The open and egalitarian culture at the core of transformation
What started in March 2013 with just three people has now turned into over 85 employees across the world and they are growing fast. The what3words team is a very special bunch of people. what3words hires people who stand out as creative, forward-thinking and driven individuals. With its open and egalitarian culture where anyone can add their ideas to a conversation, test a new product or suggest a marketing idea, no matter which team they are part of, what3words supports their knack for creativity and makes the most of their talents. “We also get together as a team to share activities and interests from outside work in our ‘Wednesday Lunch Series’. Talk subjects have ranged from ‘The semantics of lying and misleading’ from a member of our language team, to ‘Living on a narrow boat in London’ from one of our copywriters. It is good fun, helps us get to know each other, and sparks off interesting conversations,” explains Chris.
But to get here from where they started, it needed an energy into seeking out the right investors to bring the business credibility, contacts, experience, and knowledge as well as funding. And that’s what what3words did.

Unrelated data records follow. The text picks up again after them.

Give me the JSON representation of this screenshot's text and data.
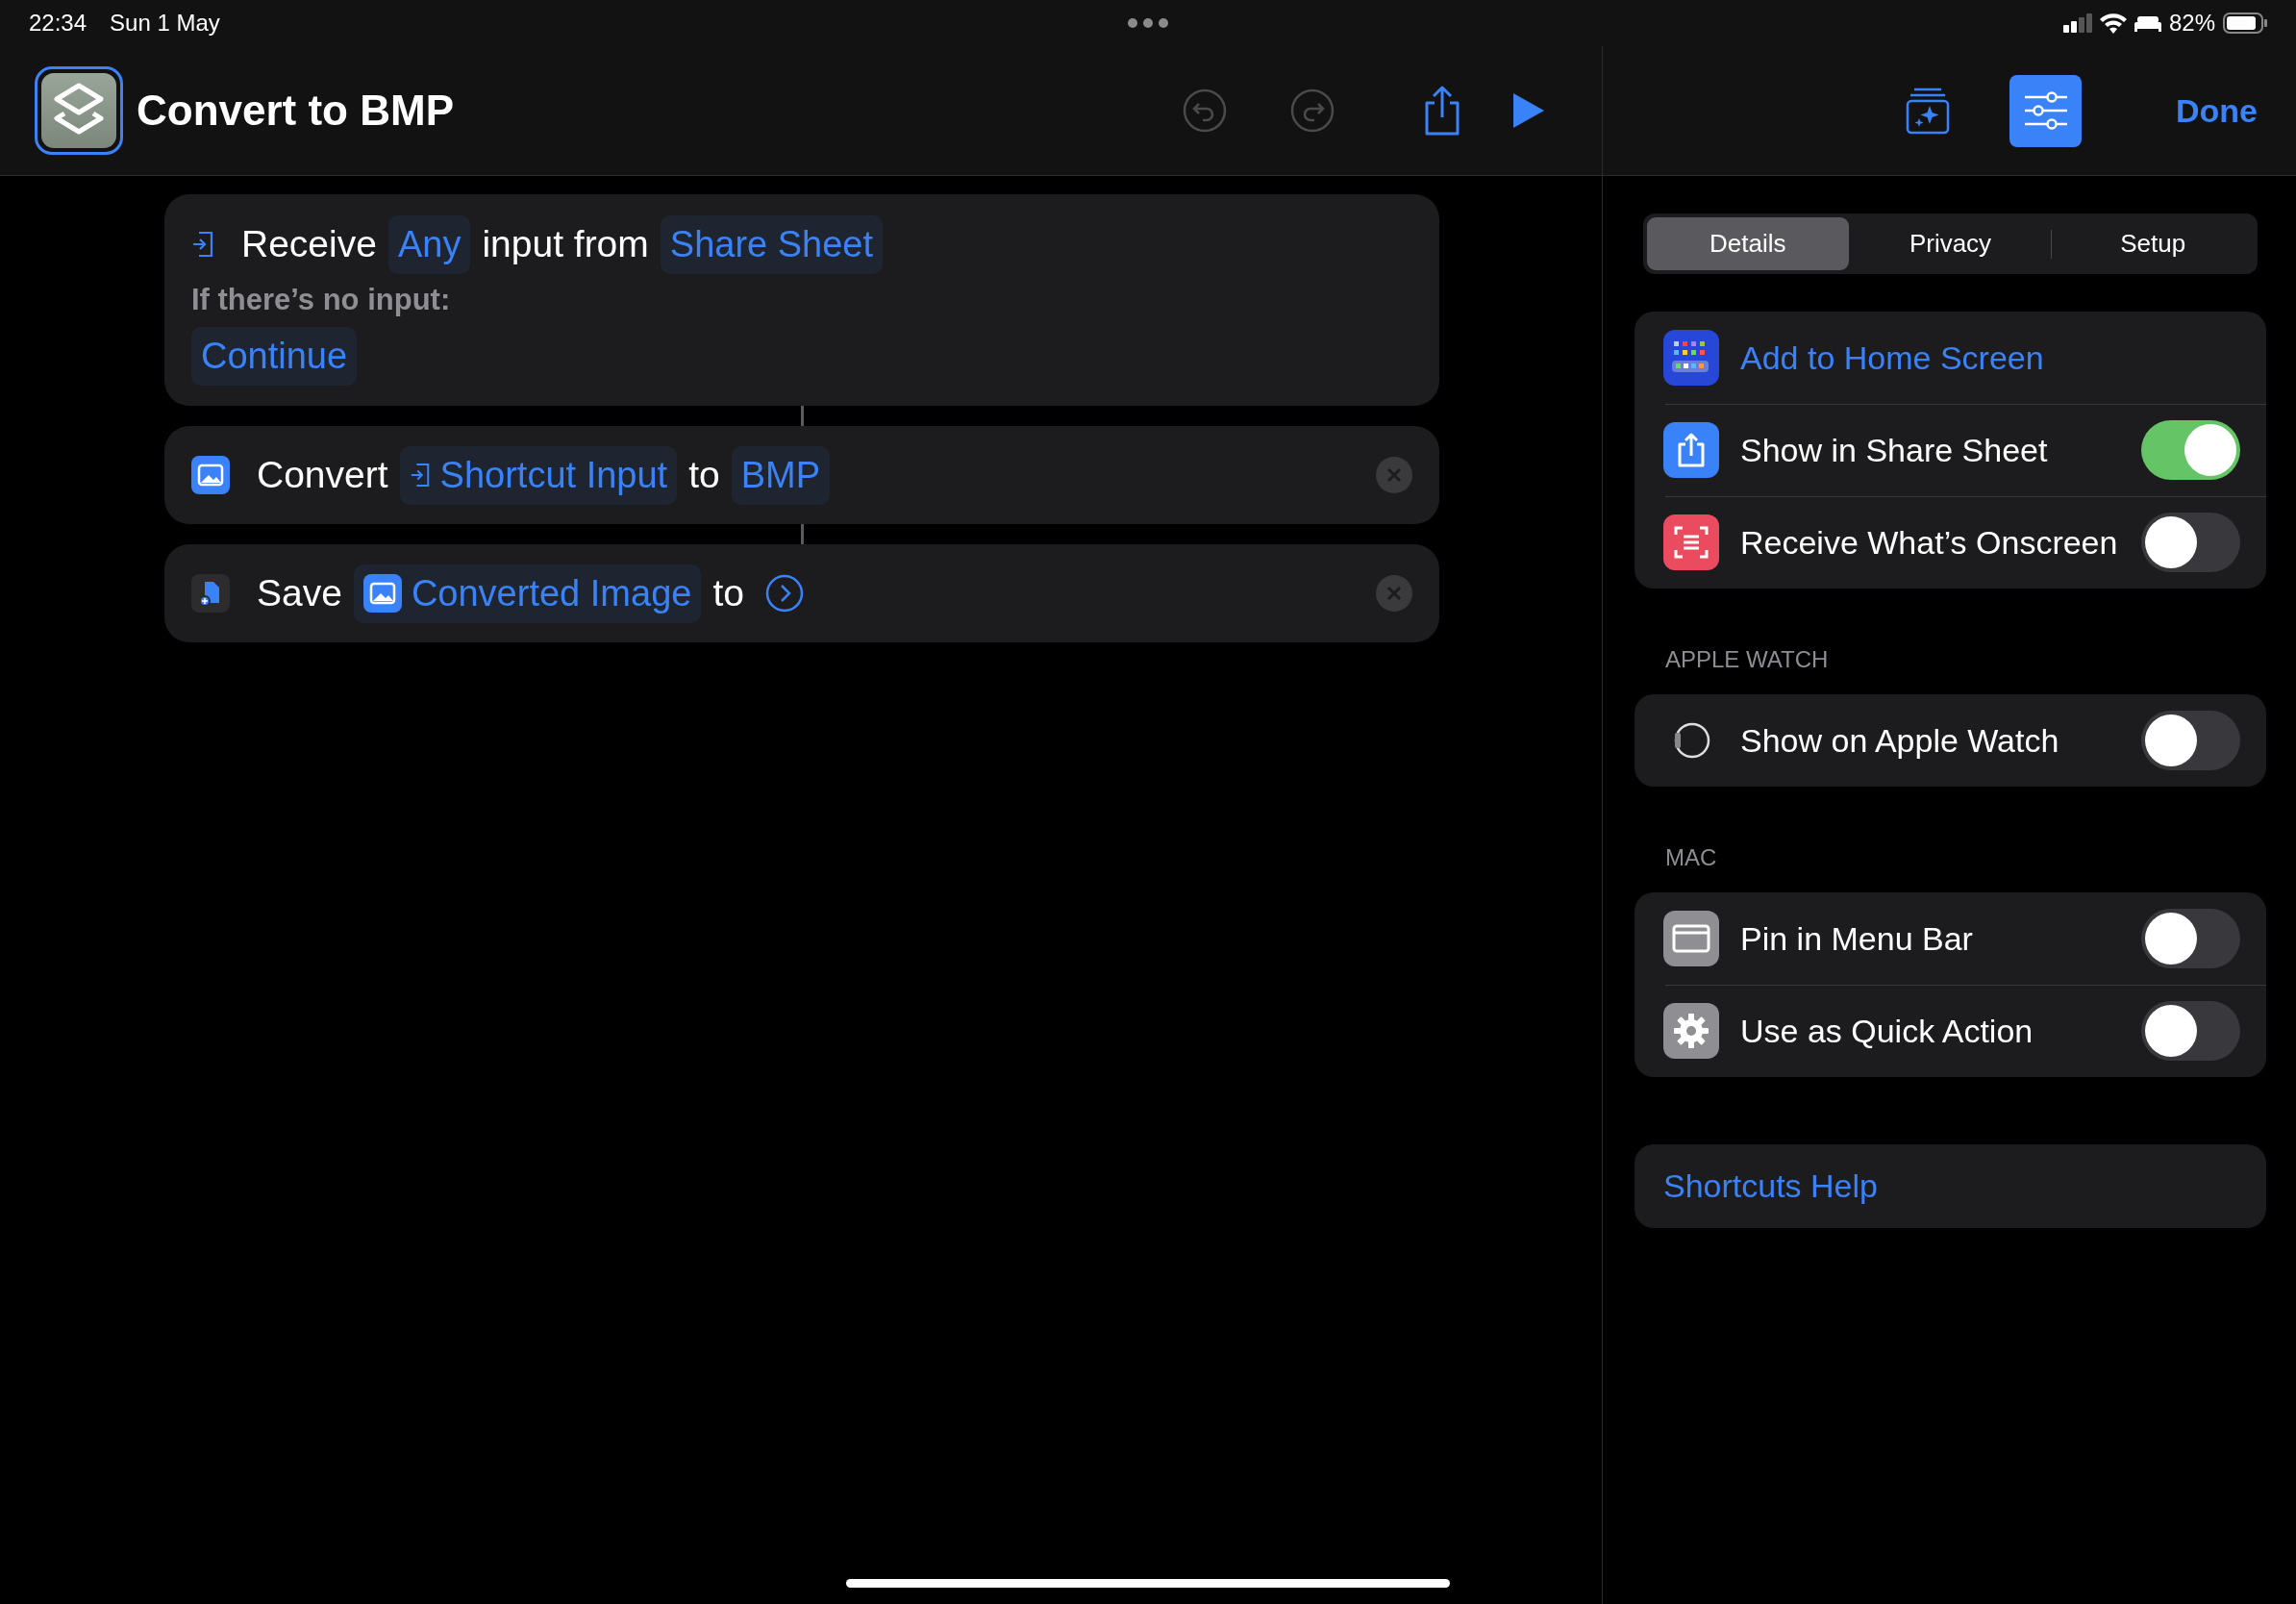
{
  "status_bar": {
    "time": "22:34",
    "date": "Sun 1 May",
    "battery": "82%"
  },
  "editor": {
    "title": "Convert to BMP",
    "toolbar": [
      {
        "kind": "undo",
        "disabled": true
      },
      {
        "kind": "redo",
        "disabled": true
      },
      {
        "kind": "share",
        "disabled": false
      },
      {
        "kind": "run",
        "disabled": false
      }
    ],
    "actions": [
      {
        "kind": "receive",
        "deletable": false,
        "lines": [
          [
            {
              "kind": "word",
              "text": "Receive"
            },
            {
              "kind": "token",
              "text": "Any"
            },
            {
              "kind": "word",
              "text": "input from"
            },
            {
              "kind": "token",
              "text": "Share Sheet"
            }
          ],
          [
            {
              "kind": "note",
              "text": "If there’s no input:"
            }
          ],
          [
            {
              "kind": "token",
              "text": "Continue"
            }
          ]
        ]
      },
      {
        "kind": "convert",
        "deletable": true,
        "lines": [
          [
            {
              "kind": "word",
              "text": "Convert"
            },
            {
              "kind": "input-token",
              "text": "Shortcut Input"
            },
            {
              "kind": "word",
              "text": "to"
            },
            {
              "kind": "token",
              "text": "BMP"
            }
          ]
        ]
      },
      {
        "kind": "save",
        "deletable": true,
        "lines": [
          [
            {
              "kind": "word",
              "text": "Save"
            },
            {
              "kind": "image-token",
              "text": "Converted Image"
            },
            {
              "kind": "word",
              "text": "to"
            },
            {
              "kind": "chevron"
            }
          ]
        ]
      }
    ]
  },
  "details": {
    "toolbar": [
      {
        "kind": "gallery",
        "selected": false
      },
      {
        "kind": "details",
        "selected": true
      }
    ],
    "done": "Done",
    "tabs": [
      {
        "label": "Details",
        "selected": true
      },
      {
        "label": "Privacy",
        "selected": false
      },
      {
        "label": "Setup",
        "selected": false
      }
    ],
    "groups": [
      {
        "items": [
          {
            "kind": "link",
            "label": "Add to Home Screen"
          },
          {
            "kind": "toggle",
            "label": "Show in Share Sheet",
            "on": true
          },
          {
            "kind": "toggle",
            "label": "Receive What’s Onscreen",
            "on": false
          }
        ]
      },
      {
        "header": "APPLE WATCH",
        "items": [
          {
            "kind": "toggle",
            "label": "Show on Apple Watch",
            "on": false
          }
        ]
      },
      {
        "header": "MAC",
        "items": [
          {
            "kind": "toggle",
            "label": "Pin in Menu Bar",
            "on": false
          },
          {
            "kind": "toggle",
            "label": "Use as Quick Action",
            "on": false
          }
        ]
      },
      {
        "items": [
          {
            "kind": "help-link",
            "label": "Shortcuts Help"
          }
        ]
      }
    ]
  }
}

They also invested heavily in language development from the outset, as this needed to be a globally accessible solution. Currently, what3words is available in over 25 languages, and this will soon increase to 28 including Chinese and Hindi. “When our 28th language launches, 3.8 billion people will be able to use 3 word addresses in their home language, which is 51% of the world,” Chris adds.

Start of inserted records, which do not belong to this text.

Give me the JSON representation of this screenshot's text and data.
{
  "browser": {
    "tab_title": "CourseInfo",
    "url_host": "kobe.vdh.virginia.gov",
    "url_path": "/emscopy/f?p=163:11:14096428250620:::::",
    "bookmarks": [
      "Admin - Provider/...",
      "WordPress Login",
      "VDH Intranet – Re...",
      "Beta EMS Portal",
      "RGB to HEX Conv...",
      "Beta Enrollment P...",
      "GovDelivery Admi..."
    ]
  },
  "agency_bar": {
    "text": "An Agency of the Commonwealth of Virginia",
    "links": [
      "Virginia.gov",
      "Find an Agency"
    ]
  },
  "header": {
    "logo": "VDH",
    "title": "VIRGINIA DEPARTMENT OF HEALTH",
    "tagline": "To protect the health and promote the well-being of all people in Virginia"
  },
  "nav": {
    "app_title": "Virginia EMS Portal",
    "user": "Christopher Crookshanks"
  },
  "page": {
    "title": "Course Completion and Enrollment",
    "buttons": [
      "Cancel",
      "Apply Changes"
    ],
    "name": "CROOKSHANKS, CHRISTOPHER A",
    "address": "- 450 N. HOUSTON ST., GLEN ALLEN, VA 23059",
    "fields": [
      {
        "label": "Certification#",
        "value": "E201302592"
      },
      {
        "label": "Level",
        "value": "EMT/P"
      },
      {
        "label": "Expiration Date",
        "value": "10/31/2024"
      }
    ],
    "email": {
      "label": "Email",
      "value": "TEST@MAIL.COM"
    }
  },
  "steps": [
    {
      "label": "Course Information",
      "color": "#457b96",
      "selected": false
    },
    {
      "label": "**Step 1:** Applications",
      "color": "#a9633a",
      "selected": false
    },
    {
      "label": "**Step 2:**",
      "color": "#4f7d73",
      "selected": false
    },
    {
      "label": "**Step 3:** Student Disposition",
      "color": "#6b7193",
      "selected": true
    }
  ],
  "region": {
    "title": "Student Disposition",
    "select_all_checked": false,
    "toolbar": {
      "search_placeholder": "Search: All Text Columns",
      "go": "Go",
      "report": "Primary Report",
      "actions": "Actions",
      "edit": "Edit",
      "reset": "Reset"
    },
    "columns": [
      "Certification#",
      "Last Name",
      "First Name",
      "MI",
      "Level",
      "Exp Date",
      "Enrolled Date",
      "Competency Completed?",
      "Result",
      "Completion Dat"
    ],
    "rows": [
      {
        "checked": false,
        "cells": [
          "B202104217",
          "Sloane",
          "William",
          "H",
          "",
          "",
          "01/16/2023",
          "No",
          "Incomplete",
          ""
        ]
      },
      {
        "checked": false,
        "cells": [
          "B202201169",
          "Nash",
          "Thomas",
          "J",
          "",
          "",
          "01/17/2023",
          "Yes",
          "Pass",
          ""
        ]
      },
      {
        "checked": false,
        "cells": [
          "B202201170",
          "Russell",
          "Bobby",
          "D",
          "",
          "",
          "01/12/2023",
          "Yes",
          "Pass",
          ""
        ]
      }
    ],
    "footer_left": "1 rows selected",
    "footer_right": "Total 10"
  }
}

Celebrating the milestones and preparing for the next wave
Going ahead, what3words’s long-term goal is to be a global addressing standard, so everyone in the world has a simple, accurate and reliable address they can use whenever they need it. The what3words team want businesses, governments and services worldwide to use 3 word addresses to become more efficient, and improve their customer experience. At the same time, they look forward to showing how better addressing can reduce businesses’ environmental impact, ease pressure on crowded cities, fuel economic growth in developing nations and save lives.

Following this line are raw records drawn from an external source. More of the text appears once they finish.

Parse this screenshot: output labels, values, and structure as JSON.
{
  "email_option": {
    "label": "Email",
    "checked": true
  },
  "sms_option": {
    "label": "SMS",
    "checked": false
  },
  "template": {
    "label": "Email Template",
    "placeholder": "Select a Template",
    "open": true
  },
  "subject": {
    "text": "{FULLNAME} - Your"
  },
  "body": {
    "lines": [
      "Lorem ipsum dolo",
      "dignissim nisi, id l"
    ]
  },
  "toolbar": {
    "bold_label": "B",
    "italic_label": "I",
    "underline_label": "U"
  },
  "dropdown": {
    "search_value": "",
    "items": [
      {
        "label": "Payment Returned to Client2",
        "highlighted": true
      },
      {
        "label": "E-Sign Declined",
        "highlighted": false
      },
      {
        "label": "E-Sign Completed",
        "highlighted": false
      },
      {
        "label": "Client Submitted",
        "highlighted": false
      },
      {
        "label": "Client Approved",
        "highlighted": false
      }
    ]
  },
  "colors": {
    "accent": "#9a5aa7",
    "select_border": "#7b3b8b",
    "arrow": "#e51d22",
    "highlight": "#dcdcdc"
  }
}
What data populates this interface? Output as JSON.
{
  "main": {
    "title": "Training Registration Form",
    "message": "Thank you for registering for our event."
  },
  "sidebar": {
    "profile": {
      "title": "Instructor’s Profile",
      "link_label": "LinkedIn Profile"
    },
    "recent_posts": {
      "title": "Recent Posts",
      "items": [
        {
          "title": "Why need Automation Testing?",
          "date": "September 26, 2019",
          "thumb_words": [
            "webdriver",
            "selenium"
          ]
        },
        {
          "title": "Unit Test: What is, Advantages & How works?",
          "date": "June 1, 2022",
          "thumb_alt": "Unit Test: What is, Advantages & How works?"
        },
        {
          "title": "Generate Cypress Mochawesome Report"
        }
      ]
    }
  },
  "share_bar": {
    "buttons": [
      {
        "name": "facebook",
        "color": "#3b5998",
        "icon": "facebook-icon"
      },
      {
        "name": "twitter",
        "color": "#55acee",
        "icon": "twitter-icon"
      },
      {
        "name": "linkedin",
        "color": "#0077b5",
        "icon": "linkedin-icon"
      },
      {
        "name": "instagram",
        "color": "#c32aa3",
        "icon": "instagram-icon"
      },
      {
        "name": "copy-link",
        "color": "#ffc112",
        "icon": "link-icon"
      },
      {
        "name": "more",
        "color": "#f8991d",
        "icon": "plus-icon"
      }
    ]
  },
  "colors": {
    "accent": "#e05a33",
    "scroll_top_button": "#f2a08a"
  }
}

“This year Mercedes-Benz have launched the world’s first car with built-in what3words voice navigation. It’s a huge achievement for us and we expect the next couple of years to see our technology integrated by lots more global brands of a similar caliber. On the product side, we have exciting new features for our core what3words app and also the newly launched 3WordPhoto app, as well as new products working with speech recognition and OCR technologies. We also expect to open more local offices to add to those we already operate in – Ulaanbaatar, Mongolia and Johannesburg, South Africa and the USA,” concludes Chris.